### What to work on
Provide the records once more, identical to the original.

------------------------------------

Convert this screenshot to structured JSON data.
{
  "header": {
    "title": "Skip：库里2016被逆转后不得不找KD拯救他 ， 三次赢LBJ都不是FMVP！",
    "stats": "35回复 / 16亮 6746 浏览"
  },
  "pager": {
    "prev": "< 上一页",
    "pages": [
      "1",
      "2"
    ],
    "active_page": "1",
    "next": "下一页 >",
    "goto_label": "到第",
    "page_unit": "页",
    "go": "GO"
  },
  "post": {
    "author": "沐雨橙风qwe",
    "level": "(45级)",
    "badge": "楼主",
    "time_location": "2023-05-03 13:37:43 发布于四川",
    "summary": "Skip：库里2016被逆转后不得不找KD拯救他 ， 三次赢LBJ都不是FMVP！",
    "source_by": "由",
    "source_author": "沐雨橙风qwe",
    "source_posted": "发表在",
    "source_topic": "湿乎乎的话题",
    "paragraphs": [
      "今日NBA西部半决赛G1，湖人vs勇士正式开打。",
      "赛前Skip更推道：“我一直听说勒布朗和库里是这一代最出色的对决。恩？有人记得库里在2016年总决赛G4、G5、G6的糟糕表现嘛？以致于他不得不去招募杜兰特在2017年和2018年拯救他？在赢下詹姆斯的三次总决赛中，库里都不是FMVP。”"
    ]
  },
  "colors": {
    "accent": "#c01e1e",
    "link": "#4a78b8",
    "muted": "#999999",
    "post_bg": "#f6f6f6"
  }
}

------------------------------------

### Output below
Convert this screenshot to structured JSON data.
{
  "header": {
    "title": "Skip：库里2016被逆转后不得不找KD拯救他 ， 三次赢LBJ都不是FMVP！",
    "stats": "35回复 / 16亮 6746 浏览"
  },
  "pager": {
    "prev": "< 上一页",
    "pages": [
      "1",
      "2"
    ],
    "active_page": "1",
    "next": "下一页 >",
    "goto_label": "到第",
    "page_unit": "页",
    "go": "GO"
  },
  "post": {
    "author": "沐雨橙风qwe",
    "level": "(45级)",
    "badge": "楼主",
    "time_location": "2023-05-03 13:37:43 发布于四川",
    "summary": "Skip：库里2016被逆转后不得不找KD拯救他 ， 三次赢LBJ都不是FMVP！",
    "source_by": "由",
    "source_author": "沐雨橙风qwe",
    "source_posted": "发表在",
    "source_topic": "湿乎乎的话题",
    "paragraphs": [
      "今日NBA西部半决赛G1，湖人vs勇士正式开打。",
      "赛前Skip更推道：“我一直听说勒布朗和库里是这一代最出色的对决。恩？有人记得库里在2016年总决赛G4、G5、G6的糟糕表现嘛？以致于他不得不去招募杜兰特在2017年和2018年拯救他？在赢下詹姆斯的三次总决赛中，库里都不是FMVP。”"
    ]
  },
  "colors": {
    "accent": "#c01e1e",
    "link": "#4a78b8",
    "muted": "#999999",
    "post_bg": "#f6f6f6"
  }
}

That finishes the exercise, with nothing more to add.